Sable, the deep black so often found in Heraldry is believed to named from an animal of the marten family know in the middle ages as a Sabellinœ and noted for its very black fur 1A Glossary of Terms used in British Heraldry, J.H. Parker, Oxford, 1894, Entry:Sable. In engravings, when colors cannot be shown it is represented as closely spaced horizontal and vertical lines, and appropriately is thus the darkest form of hatching, as this method is known 2Boutell’s Heraldry, J.P. Brooke-Little, Warne, (revised Edition) London 1970, P 26. Although it may seem a sombre tone, and does indeed sometimes denote grief, it is more commonly said to represent Constancy 3The Symbolisms of Heraldry, W. Cecil Wade, George Redway, London, 1898 P35.
The bright, strong blue color in Heraldry is known in English as azure, and similarly in other European languages – azul in Spanish, azurro in Italian and azur in French. The word has its roots in the Arabic word lazura, also the source of the name of the precious stone lapis lazuli 4A Glossary of Terms used in British Heraldry, J.H. Parker, Oxford, 1894, Entry:Azure.
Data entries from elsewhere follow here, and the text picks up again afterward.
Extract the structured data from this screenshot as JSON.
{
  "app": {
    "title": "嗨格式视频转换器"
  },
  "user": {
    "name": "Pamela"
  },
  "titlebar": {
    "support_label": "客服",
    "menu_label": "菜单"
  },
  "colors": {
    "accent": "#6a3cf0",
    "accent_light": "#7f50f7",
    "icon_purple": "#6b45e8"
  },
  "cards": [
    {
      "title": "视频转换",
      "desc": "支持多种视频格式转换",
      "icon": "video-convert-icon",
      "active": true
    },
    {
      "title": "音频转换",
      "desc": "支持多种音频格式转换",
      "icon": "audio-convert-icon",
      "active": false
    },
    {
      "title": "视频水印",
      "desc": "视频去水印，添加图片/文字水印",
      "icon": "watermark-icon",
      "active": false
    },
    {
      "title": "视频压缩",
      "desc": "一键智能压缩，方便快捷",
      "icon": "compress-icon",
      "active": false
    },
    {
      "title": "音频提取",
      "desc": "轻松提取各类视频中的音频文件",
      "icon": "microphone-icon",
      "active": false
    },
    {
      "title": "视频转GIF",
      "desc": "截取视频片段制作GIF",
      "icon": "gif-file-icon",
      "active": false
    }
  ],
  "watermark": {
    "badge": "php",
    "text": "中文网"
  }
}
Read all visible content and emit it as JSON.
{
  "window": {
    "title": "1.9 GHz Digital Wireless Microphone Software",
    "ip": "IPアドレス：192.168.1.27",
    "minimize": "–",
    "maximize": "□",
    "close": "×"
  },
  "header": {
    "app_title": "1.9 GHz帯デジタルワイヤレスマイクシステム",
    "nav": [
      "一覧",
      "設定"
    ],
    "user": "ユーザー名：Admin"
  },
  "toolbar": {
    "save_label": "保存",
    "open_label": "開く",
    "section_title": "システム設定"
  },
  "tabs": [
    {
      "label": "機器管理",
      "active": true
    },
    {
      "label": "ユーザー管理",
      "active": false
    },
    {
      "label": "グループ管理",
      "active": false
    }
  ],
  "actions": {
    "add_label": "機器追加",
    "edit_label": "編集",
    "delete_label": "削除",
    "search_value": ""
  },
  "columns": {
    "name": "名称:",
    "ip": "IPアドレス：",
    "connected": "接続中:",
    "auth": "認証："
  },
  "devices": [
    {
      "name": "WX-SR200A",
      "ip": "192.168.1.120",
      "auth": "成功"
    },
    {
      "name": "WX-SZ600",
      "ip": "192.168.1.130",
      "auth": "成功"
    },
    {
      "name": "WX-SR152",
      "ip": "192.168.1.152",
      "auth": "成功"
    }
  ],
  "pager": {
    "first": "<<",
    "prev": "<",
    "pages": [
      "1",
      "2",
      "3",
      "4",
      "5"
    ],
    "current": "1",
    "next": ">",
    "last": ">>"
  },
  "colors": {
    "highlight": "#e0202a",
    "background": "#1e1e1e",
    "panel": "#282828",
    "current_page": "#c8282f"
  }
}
Despite this, those heralds who liked to associate colours with jewels chose instead to describe blue as Sapphire. According to Wade, the use of this colour symbolises “Loyalty and Truth” 5The Symbolisms of Heraldry, W. Cecil Wade, George Redway, London, 1898 P36.
Argent is the heraldic metal Silver and is usually shown as very pure white. It is also known more poetically as pearl, moon (or luna) 6Understanding Signs & Symbols – Heraldry, S. Oliver & G. Croton, Quantum, London, 2013, P53. In a sketch or drawing it is represented by plain, unmarked paper 7A Glossary of Terms used in British Heraldry, J.H. Parker, Oxford, 1847, P11.
The martlett is by far the most common bird to appear in British Heraldry, perhaps only equalled by the eagle, however it is not a species ever to be found in an ornithologists handbook! The word itself is though to have come from the French word merlette, the female blackbird and itself a similar type of charge used in French Heraldry. 8A Glossary of Terms used in British Heraldry, J.H. Parker, Oxford, 1894, Entry:Martlet. Over time the image has become quite stylised, without visible legs or distinctive feathers. Wade suggests that this representation arises from “the appearance of the bird of paradise to ancient travellers” 9The Symbolisms of Heraldry, W. Cecil Wade, George Redway, London, 1898 P79. Other bird species may be named in coats of arms (cornish chough is a frequent example) but in actual execution their appearance is often indistinguishable from the martlet.
The bend is a distinctive part of the shield, frequently occuring and clearly visible from a distance – it is a broad band running from top left to bottom right 10Boutell’s Heraldry, J.P. Brooke-Little, Warne, (revised Edition) London 1970, P 39-40. Indeed, so important is the bend that it was the subject of one of the earliest cases before the English Court of Chivalry; the famous case of 1390, Scrope vs Grosvenor had to decide which family were the rightful owners of Azure, a bend or (A blue shield, with yellow bend). 11A Complete Guide to Heraldry, A.C. Fox-Davies, Bonanza (re-print of 1909 Edition), New York, 1978, P22. The bend is held in high honour and may signify “defence or protection” and often borne by those of high military rank 12The Symbolisms of Heraldry, W. Cecil Wade, George Redway, London, 1898 P49.
The scourge is a whip of three tails. It is extremely rare as a charge but hence an interesting usage. 13A Glossary of Terms used in British Heraldry, J.H. Parker, Oxford, 1894, Entry:Scourge The precise meaning is not known.